(DATA FOR THIS TASK Opens)

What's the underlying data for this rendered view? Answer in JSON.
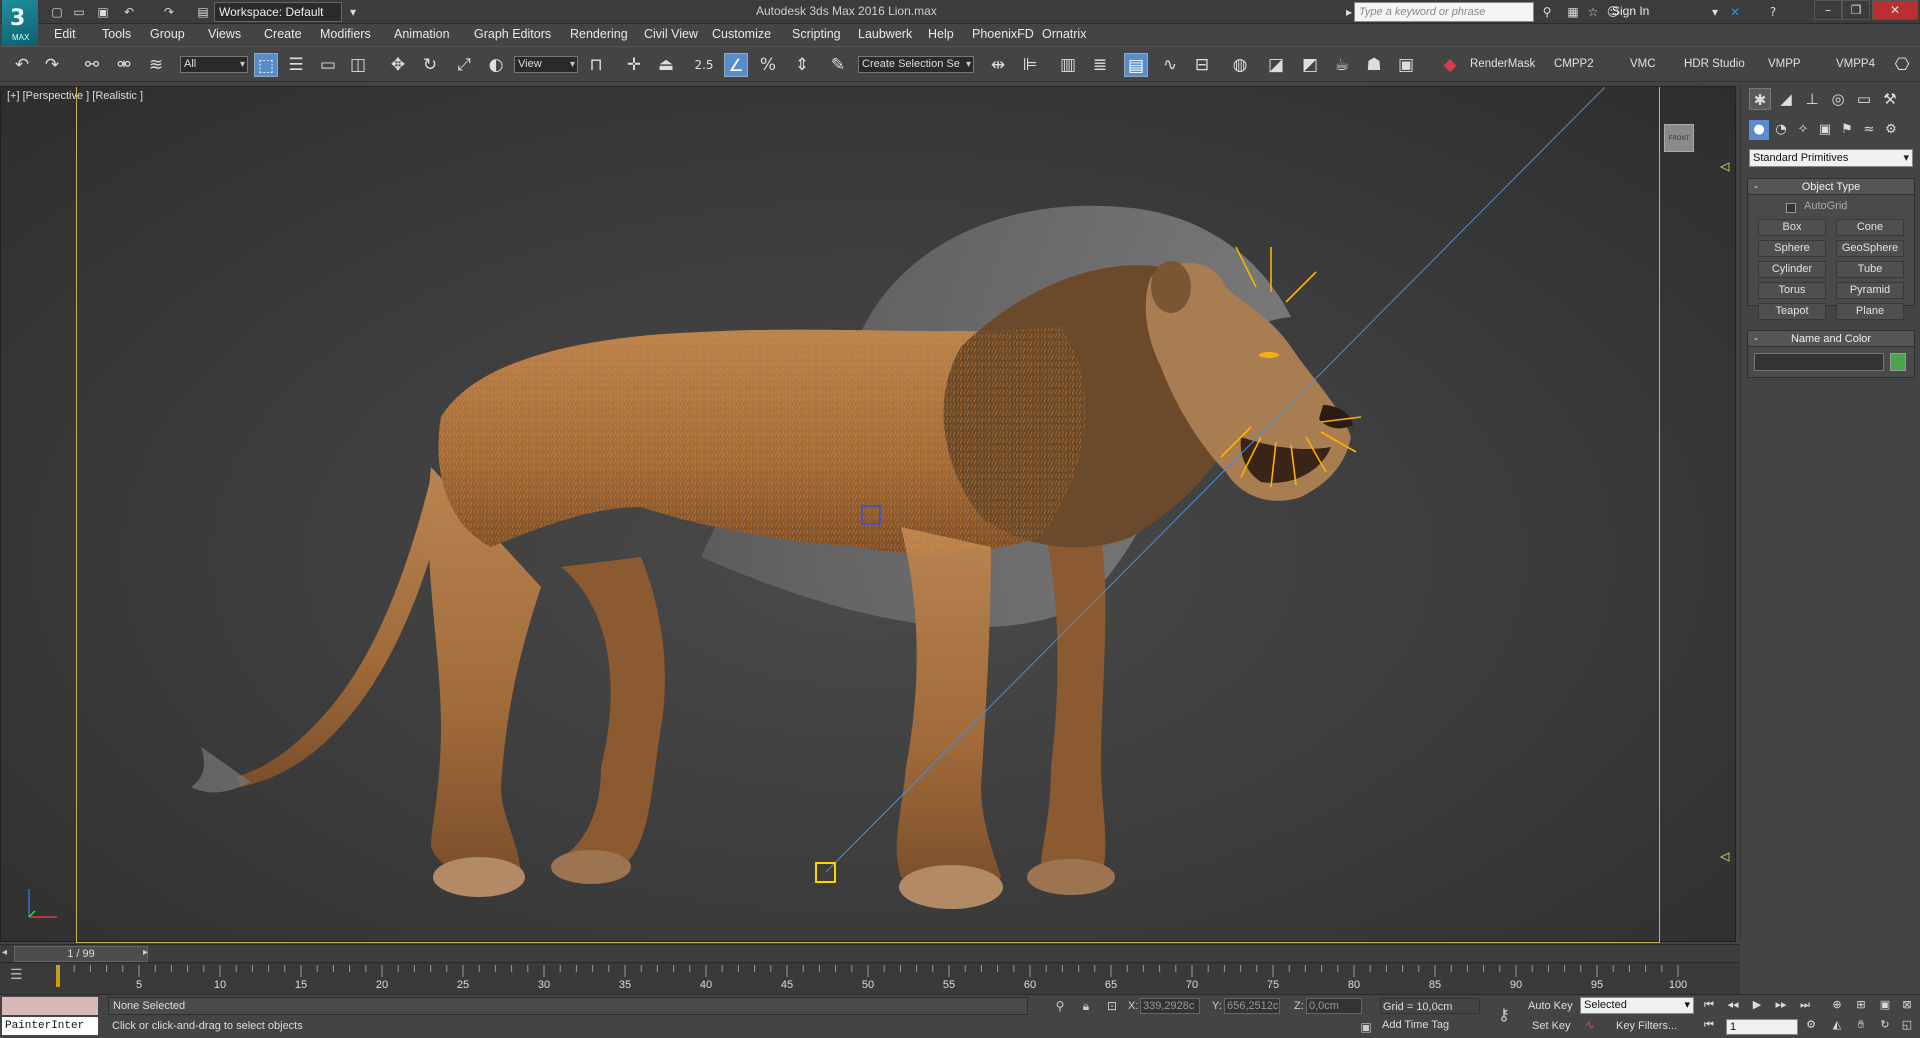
{
  "titlebar": {
    "app_logo_text": "3",
    "app_logo_sub": "MAX",
    "workspace": "Workspace: Default",
    "window_title": "Autodesk 3ds Max 2016     Lion.max",
    "search_placeholder": "Type a keyword or phrase",
    "sign_in": "Sign In"
  },
  "menu": [
    "Edit",
    "Tools",
    "Group",
    "Views",
    "Create",
    "Modifiers",
    "Animation",
    "Graph Editors",
    "Rendering",
    "Civil View",
    "Customize",
    "Scripting",
    "Laubwerk",
    "Help",
    "PhoenixFD",
    "Ornatrix"
  ],
  "toolbar": {
    "selection_filter": "All",
    "reference_coord": "View",
    "snap_value": "2.5",
    "named_selection": "Create Selection Se",
    "plugin_labels": [
      "RenderMask",
      "CMPP2",
      "VMC",
      "HDR Studio",
      "VMPP",
      "VMPP4"
    ]
  },
  "viewport": {
    "label": "[+] [Perspective ] [Realistic ]",
    "viewcube_label": "FRONT"
  },
  "command_panel": {
    "primitive_type": "Standard Primitives",
    "object_type_title": "Object Type",
    "autogrid_label": "AutoGrid",
    "buttons": [
      "Box",
      "Cone",
      "Sphere",
      "GeoSphere",
      "Cylinder",
      "Tube",
      "Torus",
      "Pyramid",
      "Teapot",
      "Plane"
    ],
    "name_color_title": "Name and Color",
    "object_color": "#4aa64a"
  },
  "timeline": {
    "frame_counter": "1 / 99",
    "ticks": [
      "5",
      "10",
      "15",
      "20",
      "25",
      "30",
      "35",
      "40",
      "45",
      "50",
      "55",
      "60",
      "65",
      "70",
      "75",
      "80",
      "85",
      "90",
      "95",
      "100"
    ]
  },
  "status": {
    "maxscript": "PainterInter",
    "selection": "None Selected",
    "prompt": "Click or click-and-drag to select objects",
    "x_label": "X:",
    "x_value": "339,2928c",
    "y_label": "Y:",
    "y_value": "656,2512c",
    "z_label": "Z:",
    "z_value": "0,0cm",
    "grid": "Grid = 10,0cm",
    "add_time_tag": "Add Time Tag",
    "auto_key": "Auto Key",
    "set_key": "Set Key",
    "key_mode": "Selected",
    "key_filters": "Key Filters...",
    "current_frame": "1"
  }
}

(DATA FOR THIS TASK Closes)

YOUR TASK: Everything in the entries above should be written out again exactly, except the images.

REPLY TO THE TASK:
What's the underlying data for this rendered view? Answer in JSON.
{
  "titlebar": {
    "app_logo_text": "3",
    "app_logo_sub": "MAX",
    "workspace": "Workspace: Default",
    "window_title": "Autodesk 3ds Max 2016     Lion.max",
    "search_placeholder": "Type a keyword or phrase",
    "sign_in": "Sign In"
  },
  "menu": [
    "Edit",
    "Tools",
    "Group",
    "Views",
    "Create",
    "Modifiers",
    "Animation",
    "Graph Editors",
    "Rendering",
    "Civil View",
    "Customize",
    "Scripting",
    "Laubwerk",
    "Help",
    "PhoenixFD",
    "Ornatrix"
  ],
  "toolbar": {
    "selection_filter": "All",
    "reference_coord": "View",
    "snap_value": "2.5",
    "named_selection": "Create Selection Se",
    "plugin_labels": [
      "RenderMask",
      "CMPP2",
      "VMC",
      "HDR Studio",
      "VMPP",
      "VMPP4"
    ]
  },
  "viewport": {
    "label": "[+] [Perspective ] [Realistic ]",
    "viewcube_label": "FRONT"
  },
  "command_panel": {
    "primitive_type": "Standard Primitives",
    "object_type_title": "Object Type",
    "autogrid_label": "AutoGrid",
    "buttons": [
      "Box",
      "Cone",
      "Sphere",
      "GeoSphere",
      "Cylinder",
      "Tube",
      "Torus",
      "Pyramid",
      "Teapot",
      "Plane"
    ],
    "name_color_title": "Name and Color",
    "object_color": "#4aa64a"
  },
  "timeline": {
    "frame_counter": "1 / 99",
    "ticks": [
      "5",
      "10",
      "15",
      "20",
      "25",
      "30",
      "35",
      "40",
      "45",
      "50",
      "55",
      "60",
      "65",
      "70",
      "75",
      "80",
      "85",
      "90",
      "95",
      "100"
    ]
  },
  "status": {
    "maxscript": "PainterInter",
    "selection": "None Selected",
    "prompt": "Click or click-and-drag to select objects",
    "x_label": "X:",
    "x_value": "339,2928c",
    "y_label": "Y:",
    "y_value": "656,2512c",
    "z_label": "Z:",
    "z_value": "0,0cm",
    "grid": "Grid = 10,0cm",
    "add_time_tag": "Add Time Tag",
    "auto_key": "Auto Key",
    "set_key": "Set Key",
    "key_mode": "Selected",
    "key_filters": "Key Filters...",
    "current_frame": "1"
  }
}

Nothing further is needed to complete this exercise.